- Directions for this task: What you return must be every line below that includes the word "highlighted".

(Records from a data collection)
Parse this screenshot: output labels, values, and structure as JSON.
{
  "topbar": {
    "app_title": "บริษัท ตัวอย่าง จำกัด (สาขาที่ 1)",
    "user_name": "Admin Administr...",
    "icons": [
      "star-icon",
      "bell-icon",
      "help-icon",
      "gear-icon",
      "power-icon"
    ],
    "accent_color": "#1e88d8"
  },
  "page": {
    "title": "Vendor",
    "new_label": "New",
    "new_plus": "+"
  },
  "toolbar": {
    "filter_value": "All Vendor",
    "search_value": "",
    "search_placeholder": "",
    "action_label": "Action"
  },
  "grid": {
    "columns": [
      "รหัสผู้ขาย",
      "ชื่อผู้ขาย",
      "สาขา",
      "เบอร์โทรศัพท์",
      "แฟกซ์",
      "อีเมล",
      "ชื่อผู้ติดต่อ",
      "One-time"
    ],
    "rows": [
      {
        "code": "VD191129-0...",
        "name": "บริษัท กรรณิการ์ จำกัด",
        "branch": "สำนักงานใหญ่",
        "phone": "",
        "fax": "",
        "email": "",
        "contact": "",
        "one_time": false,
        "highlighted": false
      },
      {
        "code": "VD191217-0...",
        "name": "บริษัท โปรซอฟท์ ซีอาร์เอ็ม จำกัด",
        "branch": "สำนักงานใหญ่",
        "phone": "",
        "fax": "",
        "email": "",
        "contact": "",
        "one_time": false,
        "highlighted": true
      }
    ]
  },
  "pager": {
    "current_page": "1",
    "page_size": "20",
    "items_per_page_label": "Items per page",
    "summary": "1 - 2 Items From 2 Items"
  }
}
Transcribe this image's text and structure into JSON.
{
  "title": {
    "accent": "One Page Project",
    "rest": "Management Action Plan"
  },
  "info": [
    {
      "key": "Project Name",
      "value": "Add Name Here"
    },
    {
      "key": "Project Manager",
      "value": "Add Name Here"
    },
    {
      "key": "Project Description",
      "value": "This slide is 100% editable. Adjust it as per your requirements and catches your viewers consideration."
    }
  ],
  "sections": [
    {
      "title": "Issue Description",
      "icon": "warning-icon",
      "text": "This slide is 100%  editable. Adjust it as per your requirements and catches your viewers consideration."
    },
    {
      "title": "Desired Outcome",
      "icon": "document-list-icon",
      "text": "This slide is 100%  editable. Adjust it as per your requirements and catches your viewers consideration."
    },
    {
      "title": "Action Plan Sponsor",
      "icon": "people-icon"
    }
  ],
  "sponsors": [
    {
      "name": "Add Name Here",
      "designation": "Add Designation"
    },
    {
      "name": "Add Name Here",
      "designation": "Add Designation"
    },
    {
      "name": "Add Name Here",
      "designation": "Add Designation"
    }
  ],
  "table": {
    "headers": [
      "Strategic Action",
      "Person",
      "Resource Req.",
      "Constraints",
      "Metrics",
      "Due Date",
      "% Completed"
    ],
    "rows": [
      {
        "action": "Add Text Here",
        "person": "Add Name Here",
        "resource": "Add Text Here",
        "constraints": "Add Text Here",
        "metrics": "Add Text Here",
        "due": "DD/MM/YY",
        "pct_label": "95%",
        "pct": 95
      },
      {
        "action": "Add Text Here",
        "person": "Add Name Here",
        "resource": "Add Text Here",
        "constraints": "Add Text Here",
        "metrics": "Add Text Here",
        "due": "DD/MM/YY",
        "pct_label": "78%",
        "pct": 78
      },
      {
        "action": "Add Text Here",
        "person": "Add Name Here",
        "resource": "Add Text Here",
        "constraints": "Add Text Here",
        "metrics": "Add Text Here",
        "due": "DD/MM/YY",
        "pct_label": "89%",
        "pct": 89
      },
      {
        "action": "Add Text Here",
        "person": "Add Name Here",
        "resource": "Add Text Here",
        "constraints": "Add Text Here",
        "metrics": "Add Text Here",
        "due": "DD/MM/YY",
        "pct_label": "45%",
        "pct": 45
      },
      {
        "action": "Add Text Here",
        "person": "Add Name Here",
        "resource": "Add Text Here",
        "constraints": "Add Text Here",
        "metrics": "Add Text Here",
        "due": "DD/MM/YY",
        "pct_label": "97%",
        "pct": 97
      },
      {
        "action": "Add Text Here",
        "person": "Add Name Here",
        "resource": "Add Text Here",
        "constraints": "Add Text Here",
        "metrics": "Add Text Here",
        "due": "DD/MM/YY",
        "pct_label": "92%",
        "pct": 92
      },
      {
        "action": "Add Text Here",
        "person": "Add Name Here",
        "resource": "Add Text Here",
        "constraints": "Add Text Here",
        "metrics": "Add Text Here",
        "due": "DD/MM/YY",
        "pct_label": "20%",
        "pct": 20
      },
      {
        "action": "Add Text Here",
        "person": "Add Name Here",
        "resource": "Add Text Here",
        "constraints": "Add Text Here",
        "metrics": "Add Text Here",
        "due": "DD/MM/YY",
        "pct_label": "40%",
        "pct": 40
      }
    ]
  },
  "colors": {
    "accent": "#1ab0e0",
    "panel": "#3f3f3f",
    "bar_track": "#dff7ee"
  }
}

- Result of this task:
        "highlighted": false
        "highlighted": true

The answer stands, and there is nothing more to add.